1492: Conquest of Paradise, 1992.
Directed by Ridley Scott.
Starring Gérard Depardieu, Armand Assante, Sigourney Weaver, Loren Dean, and Angela Molina.
1492: Conquest of Paradise arrives on Blu-ray in North America in a release that features some deleted scenes and a commentary track by a pair of film historians. If you’re a fan of this film, you might wish for more bonus features, but given its place in cinema history, you probably won’t get much more than this for a while.
Sometimes Ridley Scott captures lightning in a bottle, and sometimes he ends up holding shards of glass, his face covered in soot and his hair standing straight up, cartoon-like. 1492: Conquest of Paradise was one of his latter efforts, a movie that is beautiful to look at but which doesn’t quite come together. Perhaps it didn’t blow up in his hand so much as simply fizzle out.
The choice of Gérard Depardieu as Christopher Columbus was a casting decision that has been much ridiculed, but it’s not that bad. This is a movie that attempts to give a more nuanced portrayal of Columbus, someone who wasn’t a larger-than-life hero nor a dastardly villain. However, the man’s more unsavory aspects were shoved under the rug in favor of a narrative that casts him as a victim of others who caused strife with the natives they encountered.
From that viewpoint, Depardieu was someone cast against expectations, and he holds his own in the role, although his attempts to affect an Italian accent often distract from his performance. Likewise, Sigourney Weaver’s turn as Queen Isabella I of Spain fails to convey the kind of gravitas one would expect from such a character.

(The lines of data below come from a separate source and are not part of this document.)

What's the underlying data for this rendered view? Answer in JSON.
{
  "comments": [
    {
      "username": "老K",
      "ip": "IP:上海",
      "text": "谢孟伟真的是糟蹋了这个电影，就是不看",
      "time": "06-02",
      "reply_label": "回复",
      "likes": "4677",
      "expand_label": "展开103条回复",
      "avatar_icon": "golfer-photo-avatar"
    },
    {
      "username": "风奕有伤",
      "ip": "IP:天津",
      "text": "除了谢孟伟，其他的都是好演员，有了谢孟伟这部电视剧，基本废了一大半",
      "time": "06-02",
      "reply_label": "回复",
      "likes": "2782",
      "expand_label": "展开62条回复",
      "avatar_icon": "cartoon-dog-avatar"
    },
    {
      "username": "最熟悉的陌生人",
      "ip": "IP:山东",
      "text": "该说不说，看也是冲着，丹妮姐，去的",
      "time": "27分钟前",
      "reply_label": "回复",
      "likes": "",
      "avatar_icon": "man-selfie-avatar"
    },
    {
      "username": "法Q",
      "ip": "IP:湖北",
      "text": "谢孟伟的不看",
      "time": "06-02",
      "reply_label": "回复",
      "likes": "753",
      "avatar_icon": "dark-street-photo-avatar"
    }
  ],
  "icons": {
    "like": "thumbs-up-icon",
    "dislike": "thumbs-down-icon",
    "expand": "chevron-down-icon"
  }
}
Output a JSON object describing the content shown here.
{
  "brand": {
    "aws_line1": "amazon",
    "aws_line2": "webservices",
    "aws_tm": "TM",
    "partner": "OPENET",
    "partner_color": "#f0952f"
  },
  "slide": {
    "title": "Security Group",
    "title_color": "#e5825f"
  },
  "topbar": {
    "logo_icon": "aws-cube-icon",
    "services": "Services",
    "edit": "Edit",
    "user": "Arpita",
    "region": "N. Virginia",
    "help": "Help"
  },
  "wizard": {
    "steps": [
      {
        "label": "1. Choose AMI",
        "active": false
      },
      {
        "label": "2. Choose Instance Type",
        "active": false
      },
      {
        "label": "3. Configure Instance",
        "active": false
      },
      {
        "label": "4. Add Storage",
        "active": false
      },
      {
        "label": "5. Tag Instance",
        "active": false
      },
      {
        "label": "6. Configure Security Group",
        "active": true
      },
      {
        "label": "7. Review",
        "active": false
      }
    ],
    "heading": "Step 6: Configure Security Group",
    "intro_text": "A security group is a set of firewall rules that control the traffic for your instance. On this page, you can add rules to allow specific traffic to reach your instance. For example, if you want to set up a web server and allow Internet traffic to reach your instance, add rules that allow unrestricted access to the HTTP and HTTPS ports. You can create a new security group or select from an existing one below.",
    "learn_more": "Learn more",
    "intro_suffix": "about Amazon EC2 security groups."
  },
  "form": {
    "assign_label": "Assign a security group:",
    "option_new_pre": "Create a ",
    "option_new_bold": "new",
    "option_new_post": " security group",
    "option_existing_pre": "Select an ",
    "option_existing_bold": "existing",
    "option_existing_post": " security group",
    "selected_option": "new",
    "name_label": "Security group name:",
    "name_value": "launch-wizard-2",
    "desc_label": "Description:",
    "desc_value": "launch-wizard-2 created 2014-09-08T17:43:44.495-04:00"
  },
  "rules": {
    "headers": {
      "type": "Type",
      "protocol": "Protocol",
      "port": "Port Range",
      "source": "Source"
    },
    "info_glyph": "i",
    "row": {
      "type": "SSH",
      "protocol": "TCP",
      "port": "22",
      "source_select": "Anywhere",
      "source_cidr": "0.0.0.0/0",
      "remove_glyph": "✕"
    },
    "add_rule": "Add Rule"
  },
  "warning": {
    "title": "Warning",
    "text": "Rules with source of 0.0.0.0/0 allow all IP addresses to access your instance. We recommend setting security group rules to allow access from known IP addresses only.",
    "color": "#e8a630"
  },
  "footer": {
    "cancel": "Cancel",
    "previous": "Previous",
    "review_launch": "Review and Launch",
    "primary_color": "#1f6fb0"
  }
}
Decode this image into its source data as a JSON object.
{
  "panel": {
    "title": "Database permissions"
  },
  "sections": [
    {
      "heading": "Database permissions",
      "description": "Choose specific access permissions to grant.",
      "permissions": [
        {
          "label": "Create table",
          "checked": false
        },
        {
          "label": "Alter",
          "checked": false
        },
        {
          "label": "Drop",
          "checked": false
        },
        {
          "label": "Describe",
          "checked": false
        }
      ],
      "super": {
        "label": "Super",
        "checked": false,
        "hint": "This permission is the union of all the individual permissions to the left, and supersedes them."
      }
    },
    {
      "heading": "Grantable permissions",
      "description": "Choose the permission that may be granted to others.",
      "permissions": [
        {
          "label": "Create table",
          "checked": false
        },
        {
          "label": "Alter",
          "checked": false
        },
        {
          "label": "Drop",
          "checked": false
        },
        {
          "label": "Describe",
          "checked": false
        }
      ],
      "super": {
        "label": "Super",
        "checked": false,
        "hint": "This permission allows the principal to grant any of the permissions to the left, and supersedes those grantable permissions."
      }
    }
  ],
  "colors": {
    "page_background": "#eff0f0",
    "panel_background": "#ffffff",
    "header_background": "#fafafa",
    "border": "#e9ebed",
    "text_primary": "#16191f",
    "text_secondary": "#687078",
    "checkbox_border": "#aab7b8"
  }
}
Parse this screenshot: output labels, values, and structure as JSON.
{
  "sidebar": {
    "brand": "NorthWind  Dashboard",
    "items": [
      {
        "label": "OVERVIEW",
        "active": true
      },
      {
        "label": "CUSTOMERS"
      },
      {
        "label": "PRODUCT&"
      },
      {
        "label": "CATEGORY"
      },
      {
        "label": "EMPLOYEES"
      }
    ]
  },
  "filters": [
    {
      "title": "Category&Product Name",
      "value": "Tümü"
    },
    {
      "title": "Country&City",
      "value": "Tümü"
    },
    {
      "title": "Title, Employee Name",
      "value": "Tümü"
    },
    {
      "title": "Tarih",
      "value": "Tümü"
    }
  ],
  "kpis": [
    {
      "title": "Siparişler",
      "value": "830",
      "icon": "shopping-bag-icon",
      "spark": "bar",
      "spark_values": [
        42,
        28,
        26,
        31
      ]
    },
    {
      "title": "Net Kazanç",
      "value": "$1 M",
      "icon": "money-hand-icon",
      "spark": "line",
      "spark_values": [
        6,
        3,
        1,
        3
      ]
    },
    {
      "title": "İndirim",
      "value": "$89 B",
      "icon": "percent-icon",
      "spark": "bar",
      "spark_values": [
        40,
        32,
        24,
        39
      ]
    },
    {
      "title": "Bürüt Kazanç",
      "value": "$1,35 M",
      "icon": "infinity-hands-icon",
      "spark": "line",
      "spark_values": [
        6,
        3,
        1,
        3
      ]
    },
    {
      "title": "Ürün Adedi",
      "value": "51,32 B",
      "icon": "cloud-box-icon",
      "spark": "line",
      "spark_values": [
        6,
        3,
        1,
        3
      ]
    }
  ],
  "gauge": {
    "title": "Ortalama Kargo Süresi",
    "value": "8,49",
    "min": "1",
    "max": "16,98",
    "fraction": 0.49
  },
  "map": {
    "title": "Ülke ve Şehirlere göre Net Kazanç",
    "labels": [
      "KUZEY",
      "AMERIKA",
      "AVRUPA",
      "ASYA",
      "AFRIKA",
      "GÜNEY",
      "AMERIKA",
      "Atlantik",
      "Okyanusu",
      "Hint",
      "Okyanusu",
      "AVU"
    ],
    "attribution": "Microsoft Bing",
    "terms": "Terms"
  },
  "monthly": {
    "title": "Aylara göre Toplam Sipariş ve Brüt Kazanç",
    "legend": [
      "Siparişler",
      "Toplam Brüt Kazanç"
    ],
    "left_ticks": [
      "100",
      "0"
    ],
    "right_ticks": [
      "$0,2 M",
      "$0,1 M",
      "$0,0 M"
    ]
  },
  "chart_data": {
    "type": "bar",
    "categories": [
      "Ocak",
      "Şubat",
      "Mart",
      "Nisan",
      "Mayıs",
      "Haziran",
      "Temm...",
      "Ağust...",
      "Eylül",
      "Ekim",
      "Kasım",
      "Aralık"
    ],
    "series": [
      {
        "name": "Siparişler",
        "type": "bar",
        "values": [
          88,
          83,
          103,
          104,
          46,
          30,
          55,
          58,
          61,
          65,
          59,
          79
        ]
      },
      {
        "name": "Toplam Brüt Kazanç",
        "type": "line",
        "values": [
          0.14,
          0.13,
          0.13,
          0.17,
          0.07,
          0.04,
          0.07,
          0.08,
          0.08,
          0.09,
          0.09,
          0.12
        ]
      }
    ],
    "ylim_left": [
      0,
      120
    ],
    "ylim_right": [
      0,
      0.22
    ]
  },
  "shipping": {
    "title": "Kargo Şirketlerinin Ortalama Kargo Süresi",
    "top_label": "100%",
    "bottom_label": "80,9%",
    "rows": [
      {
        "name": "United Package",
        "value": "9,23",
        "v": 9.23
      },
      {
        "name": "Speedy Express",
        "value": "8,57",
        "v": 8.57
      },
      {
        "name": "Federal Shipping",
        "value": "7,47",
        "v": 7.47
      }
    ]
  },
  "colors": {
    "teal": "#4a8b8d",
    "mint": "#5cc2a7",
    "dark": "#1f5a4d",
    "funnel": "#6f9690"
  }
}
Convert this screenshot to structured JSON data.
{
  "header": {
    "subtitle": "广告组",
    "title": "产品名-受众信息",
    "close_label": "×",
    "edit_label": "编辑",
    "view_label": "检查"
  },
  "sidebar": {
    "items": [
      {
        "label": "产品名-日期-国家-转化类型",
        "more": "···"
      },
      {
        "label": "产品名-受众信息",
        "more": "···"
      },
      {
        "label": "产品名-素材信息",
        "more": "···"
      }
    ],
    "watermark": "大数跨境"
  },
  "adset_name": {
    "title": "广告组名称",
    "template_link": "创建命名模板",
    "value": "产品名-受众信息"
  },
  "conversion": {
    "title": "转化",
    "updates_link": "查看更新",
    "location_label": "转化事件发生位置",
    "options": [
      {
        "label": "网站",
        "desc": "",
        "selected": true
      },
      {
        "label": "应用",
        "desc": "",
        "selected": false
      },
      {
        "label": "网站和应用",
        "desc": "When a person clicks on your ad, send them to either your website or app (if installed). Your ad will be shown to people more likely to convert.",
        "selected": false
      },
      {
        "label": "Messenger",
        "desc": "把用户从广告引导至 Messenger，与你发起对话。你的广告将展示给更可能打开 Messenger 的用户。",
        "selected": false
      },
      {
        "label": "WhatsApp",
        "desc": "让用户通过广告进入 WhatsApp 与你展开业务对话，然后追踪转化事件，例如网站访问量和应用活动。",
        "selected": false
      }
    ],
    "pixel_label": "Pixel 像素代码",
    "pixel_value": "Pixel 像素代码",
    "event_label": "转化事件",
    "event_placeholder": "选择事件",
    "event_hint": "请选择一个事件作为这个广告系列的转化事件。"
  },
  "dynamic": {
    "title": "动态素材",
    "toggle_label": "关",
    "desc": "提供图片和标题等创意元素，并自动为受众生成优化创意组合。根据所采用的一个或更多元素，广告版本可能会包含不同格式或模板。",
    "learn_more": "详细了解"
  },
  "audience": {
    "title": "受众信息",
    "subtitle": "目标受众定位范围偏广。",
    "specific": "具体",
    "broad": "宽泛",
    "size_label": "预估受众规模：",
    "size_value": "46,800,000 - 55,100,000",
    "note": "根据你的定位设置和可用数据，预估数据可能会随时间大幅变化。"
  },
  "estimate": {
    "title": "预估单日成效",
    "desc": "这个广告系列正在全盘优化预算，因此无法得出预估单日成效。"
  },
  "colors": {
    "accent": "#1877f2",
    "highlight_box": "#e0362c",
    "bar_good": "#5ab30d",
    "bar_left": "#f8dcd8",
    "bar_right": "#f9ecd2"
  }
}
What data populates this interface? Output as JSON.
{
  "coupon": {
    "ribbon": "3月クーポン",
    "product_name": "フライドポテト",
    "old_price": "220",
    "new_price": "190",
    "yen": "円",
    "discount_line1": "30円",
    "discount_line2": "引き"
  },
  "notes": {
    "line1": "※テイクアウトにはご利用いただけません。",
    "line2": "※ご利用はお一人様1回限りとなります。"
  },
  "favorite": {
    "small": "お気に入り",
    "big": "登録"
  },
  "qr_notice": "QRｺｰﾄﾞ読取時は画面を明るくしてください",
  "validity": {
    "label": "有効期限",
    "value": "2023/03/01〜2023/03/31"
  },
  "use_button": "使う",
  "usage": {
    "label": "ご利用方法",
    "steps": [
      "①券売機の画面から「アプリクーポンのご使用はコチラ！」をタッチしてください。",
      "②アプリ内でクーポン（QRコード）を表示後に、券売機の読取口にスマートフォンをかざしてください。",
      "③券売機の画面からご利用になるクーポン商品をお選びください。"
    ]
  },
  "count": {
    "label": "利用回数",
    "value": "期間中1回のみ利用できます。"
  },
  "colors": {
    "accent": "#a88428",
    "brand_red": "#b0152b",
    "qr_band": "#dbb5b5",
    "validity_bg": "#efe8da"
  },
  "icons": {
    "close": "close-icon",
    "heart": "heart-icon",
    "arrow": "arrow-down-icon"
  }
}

Scott’s direction is a bit of a mixed bag too. There are plenty of beautifully composed shots, such as Columbus’s famous ships sailing against a brilliant setting sun, and there are smaller moments that resonate too, like a close-up of a line of ants carrying small bits of vegetation as Columbus tries to recover from an arduous battle. However, Scott sometimes lapses into moments that are unintentionally cartoonish, such as an excessive amount of slow-motion shots during the battles and a silly moment when lightning strikes a cross and sets it ablaze.
This new Blu-ray from Kino Lorber has more bonus materials than previous North American home video releases. There’s an Australian DVD that has some interviews on it, but most other editions have been pretty bare bones. This release serves up about 8.5 minutes of deleted and extended scenes presented without context, along with a gallery of trailers for other Kino releases and a commentary track with film historians Howard S. Berger and Nathaniel Thompson.
The commentary offers an interesting retrospective on the making of the movie and its spot in history, starting with its origin as a spec script by Roselyne Bosch, who saw the 500th anniversary of Columbus’s famous trip approaching and decided that it would make a great 1992 release. Amazingly, she was able to attract the attention of Ridley Scott, but, like many other movies, the making of 1492: Conquest of Paradise was a rollercoaster ride.
Berger and Thompson approach the subject with some reverence, noting at the beginning that it’s surprising the movie has been pushed aside, despite the fact that it was directed by someone as esteemed as Scott. They do a good job of filling in the details that fans will be looking for.
Flickering Myth Rating – Film: ★ ★ / Movie: ★ ★ ★